Material shown:
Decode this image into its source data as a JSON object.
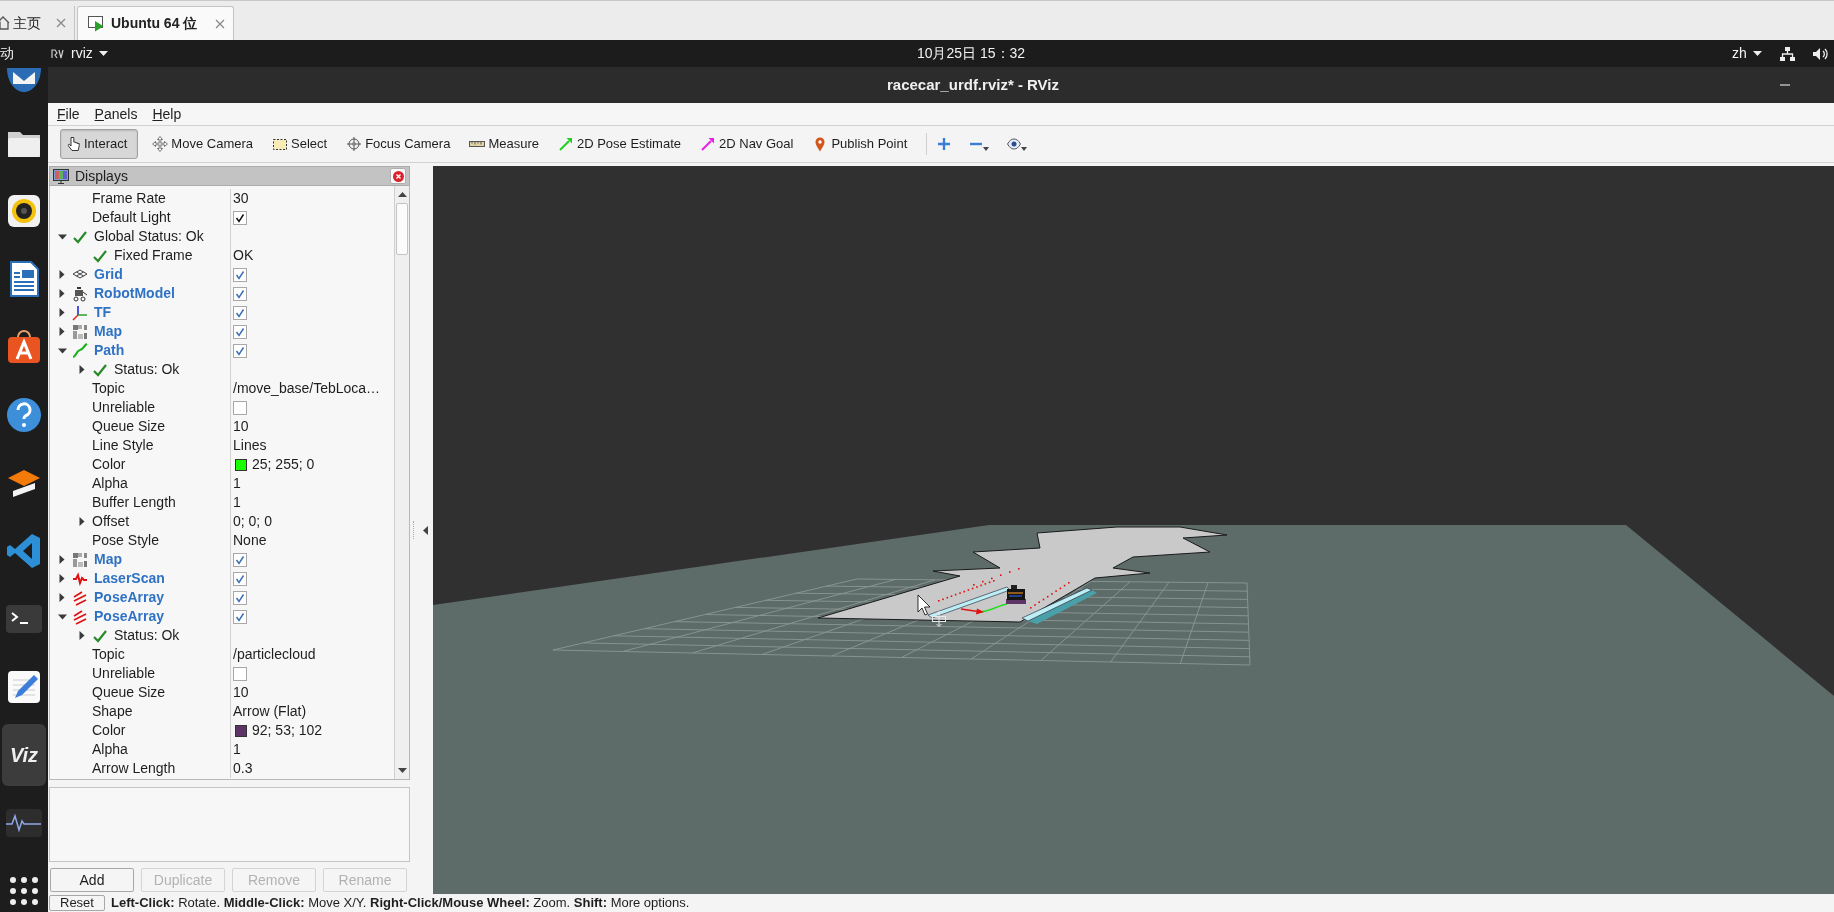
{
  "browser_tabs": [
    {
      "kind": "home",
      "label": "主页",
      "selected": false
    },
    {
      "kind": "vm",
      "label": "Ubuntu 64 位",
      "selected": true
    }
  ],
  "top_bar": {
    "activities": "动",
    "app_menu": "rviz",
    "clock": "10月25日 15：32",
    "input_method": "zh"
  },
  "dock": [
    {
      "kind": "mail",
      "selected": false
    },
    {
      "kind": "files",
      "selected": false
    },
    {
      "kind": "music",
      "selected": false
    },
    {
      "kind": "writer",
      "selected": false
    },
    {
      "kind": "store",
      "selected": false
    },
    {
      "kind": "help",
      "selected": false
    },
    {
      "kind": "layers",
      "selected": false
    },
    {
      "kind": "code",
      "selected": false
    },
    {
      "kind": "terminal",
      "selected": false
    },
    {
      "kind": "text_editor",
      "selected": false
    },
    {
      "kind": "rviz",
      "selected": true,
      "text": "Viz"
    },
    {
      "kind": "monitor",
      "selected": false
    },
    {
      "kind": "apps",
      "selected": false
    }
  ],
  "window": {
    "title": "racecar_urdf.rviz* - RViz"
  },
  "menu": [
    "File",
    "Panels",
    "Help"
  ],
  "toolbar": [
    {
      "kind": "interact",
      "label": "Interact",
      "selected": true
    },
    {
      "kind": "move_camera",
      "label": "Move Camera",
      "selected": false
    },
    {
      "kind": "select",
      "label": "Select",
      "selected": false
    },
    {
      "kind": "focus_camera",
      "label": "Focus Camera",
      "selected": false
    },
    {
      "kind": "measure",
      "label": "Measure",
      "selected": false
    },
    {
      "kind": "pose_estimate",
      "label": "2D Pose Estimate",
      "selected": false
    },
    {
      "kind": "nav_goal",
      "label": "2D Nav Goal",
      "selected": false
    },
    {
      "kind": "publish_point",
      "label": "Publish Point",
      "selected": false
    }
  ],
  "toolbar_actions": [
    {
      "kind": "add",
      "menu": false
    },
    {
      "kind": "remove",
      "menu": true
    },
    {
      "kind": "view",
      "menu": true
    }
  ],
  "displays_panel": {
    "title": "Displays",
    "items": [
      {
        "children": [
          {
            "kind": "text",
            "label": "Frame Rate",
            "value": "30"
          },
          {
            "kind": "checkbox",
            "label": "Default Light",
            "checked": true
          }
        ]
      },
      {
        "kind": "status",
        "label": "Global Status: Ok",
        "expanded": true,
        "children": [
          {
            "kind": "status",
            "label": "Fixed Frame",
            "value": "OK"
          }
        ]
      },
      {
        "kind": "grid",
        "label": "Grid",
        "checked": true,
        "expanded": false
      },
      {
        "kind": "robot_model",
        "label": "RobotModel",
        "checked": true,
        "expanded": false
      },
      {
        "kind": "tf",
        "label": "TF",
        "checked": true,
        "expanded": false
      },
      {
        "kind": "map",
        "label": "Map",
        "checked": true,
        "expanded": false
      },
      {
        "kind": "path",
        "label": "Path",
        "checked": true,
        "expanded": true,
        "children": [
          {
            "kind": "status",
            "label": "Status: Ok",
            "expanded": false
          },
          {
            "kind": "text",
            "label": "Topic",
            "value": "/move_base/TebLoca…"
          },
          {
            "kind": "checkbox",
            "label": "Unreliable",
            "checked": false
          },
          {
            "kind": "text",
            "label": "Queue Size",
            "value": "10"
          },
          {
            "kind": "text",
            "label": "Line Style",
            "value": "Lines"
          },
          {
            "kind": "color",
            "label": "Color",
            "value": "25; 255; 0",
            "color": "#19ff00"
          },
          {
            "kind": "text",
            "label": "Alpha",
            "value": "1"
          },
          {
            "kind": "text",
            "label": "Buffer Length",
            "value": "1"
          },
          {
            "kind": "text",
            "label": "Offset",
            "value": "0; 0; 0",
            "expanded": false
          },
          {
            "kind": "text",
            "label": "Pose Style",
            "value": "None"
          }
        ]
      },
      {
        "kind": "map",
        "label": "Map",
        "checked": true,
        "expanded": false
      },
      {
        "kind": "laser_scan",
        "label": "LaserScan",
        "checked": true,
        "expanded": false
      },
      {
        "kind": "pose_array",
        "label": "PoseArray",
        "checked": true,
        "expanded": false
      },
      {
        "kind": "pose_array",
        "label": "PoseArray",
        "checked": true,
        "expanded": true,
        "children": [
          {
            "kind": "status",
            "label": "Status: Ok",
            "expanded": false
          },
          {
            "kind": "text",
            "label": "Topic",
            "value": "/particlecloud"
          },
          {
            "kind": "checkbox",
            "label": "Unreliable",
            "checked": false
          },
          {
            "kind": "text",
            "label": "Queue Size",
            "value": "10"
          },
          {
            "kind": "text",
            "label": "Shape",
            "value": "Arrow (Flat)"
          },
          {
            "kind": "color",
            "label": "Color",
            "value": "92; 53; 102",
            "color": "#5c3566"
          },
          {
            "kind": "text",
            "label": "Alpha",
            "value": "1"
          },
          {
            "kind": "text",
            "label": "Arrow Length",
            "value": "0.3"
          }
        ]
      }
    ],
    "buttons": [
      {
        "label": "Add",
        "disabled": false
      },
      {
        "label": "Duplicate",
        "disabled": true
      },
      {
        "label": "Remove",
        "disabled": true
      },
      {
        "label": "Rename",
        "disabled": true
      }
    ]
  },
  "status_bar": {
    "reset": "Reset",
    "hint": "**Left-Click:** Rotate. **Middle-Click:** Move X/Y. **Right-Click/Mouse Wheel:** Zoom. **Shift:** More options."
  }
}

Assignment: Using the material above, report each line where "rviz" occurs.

Output of the task:
    "app_menu": "rviz",
      "kind": "rviz",
    "title": "racecar_urdf.rviz* - RViz"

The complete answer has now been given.